And the thing that he (Apollinaire) is reading is his poem, “Le Pont Mirabeau“, I think (which is a very pretty poem, so I’ll read it – It’s just a traditional lyric, with great sonority, so I’ll read it in French) [Allen proceeds to read the poem in its original French, followed by a version of the same poem in English] – “Under Mirabeau bridge flows the Seine/And flows our love/Must I remember/Joy always comes after pain/ Comes the night, rings the hour/Days go, I stay/ Let night come sound the hour/Time draws on, I remain..” – [But the French is “Vienne la nuit” – comes the night – “sonne l’heure” – rings the hour – “Les jours s’en vont” – the days go – I stay – “je demeure” – That’s pretty – Vienne la nuit sonne l’heure/Les jours s’en vont je demeure” – “Hand in hand let us stay face to face/ While past the/ Bridge of our embrace/ Flows one long look’s weary wave./ Time comes, clock sounds/Days go, I stay/ Love moves on like that water current/Love passes by/How slow life is and/Like hope (or expectation) how violent/ Night comes, hour sounds,/Time flows,I stay..” – Passent les jours et passent les semaines – Pass the days and pass the weeks/Neither time past/Nor love returns – Nor time that’s past, nor love comes back/ Under Mirabeau bridge flows the Seine/Let night come, sound the hour/ Time draws on, I remain.”

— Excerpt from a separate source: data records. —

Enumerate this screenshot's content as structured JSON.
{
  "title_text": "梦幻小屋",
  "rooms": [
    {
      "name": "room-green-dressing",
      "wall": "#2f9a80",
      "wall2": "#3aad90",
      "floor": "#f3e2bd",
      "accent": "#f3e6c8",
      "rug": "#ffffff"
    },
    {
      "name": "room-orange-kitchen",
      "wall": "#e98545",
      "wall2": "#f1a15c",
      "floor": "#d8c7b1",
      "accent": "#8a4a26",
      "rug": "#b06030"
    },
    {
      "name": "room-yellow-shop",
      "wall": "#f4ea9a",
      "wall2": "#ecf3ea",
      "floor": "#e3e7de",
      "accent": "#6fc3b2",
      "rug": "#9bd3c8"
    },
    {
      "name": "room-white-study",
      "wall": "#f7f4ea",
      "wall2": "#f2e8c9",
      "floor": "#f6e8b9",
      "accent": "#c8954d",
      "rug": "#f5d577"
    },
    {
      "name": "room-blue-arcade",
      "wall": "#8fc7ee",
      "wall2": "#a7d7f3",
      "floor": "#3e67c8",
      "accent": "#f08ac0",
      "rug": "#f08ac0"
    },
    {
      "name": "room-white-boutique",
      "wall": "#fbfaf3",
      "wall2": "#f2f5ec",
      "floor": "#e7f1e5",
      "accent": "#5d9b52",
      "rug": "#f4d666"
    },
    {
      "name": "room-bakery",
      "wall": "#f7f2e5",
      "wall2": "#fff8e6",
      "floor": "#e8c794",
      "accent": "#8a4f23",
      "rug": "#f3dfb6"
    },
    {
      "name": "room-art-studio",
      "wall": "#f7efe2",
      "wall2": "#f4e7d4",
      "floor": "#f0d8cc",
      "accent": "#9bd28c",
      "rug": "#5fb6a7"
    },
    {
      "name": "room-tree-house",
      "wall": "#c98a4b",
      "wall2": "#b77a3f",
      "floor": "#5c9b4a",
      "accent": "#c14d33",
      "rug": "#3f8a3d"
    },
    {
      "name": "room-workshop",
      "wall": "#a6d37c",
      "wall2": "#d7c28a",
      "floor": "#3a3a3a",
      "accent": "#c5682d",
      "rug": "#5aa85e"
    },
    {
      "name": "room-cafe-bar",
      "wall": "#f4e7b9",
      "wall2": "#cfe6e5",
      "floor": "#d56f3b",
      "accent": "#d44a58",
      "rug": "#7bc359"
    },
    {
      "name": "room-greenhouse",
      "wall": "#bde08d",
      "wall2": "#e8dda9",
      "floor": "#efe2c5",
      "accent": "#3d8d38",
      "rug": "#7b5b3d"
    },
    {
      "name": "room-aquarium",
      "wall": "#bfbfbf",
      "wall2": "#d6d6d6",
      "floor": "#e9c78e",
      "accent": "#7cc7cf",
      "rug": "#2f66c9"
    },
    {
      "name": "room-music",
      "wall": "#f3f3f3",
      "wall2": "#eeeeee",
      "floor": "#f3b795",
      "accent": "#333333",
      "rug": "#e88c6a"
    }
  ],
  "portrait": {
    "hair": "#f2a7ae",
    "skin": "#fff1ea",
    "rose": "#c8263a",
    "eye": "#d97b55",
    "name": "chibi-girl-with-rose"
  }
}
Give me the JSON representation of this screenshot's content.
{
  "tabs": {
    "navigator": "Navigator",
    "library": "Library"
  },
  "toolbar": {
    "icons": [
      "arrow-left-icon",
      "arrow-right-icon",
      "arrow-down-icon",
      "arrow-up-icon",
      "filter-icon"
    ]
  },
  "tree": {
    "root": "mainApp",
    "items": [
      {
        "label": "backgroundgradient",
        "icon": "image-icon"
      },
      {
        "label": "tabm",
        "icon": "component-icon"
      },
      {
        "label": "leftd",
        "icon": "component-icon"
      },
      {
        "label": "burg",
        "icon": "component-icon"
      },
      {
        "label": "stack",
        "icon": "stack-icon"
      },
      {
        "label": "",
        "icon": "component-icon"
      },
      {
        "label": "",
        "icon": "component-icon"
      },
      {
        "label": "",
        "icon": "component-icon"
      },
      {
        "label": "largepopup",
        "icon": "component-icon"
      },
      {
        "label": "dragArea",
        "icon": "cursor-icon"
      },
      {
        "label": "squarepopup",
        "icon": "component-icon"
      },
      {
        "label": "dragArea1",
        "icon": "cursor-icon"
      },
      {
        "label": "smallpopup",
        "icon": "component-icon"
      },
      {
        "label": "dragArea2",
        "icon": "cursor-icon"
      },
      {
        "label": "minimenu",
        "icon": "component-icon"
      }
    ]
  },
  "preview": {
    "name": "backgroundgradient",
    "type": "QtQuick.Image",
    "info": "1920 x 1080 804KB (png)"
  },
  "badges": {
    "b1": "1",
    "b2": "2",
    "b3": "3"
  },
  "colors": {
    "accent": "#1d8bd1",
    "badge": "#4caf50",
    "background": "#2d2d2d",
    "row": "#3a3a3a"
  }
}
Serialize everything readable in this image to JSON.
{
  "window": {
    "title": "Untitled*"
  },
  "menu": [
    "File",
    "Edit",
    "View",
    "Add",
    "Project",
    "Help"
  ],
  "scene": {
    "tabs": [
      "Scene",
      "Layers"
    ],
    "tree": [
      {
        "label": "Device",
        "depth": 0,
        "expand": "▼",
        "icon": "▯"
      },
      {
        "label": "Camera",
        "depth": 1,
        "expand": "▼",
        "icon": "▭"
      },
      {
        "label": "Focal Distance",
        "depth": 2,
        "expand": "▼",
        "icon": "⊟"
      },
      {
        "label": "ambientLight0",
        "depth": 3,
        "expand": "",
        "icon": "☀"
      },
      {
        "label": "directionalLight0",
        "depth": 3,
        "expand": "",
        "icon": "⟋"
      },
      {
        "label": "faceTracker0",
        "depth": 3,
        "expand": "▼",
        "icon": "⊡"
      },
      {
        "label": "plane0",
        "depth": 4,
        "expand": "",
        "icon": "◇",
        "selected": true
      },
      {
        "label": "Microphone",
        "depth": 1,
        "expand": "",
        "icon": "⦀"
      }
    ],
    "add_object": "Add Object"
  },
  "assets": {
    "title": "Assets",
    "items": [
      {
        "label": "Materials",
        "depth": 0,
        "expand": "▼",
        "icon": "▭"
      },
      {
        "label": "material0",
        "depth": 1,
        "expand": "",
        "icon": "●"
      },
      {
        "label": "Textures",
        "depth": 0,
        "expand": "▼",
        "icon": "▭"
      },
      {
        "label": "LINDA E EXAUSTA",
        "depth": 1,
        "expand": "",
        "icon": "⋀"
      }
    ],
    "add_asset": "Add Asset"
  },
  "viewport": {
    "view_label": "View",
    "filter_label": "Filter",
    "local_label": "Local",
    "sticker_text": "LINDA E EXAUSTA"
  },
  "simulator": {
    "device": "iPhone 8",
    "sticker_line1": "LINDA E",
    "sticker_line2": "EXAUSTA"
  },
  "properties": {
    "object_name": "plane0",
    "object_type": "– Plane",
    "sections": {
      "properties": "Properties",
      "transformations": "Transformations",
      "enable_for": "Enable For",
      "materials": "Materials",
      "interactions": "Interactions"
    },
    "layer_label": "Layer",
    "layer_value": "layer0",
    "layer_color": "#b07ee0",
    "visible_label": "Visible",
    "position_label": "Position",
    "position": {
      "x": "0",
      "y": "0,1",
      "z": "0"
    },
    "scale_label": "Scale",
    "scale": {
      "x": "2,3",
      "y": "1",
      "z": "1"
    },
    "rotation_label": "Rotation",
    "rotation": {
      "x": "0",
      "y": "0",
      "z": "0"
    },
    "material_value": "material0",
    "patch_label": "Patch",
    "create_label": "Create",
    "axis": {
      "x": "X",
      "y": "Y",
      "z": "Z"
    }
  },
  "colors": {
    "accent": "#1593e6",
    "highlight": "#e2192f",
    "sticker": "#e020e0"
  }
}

[Audio for the above can be heard here, starting at approximately fifty-five-and-a-half minutes in (Allen’s reading of “Le Pont Mirabeau” begins at approximately
fifty-six-and-a-half minutes in), concluding ar approximately fifty-nine-and-a-half minutes]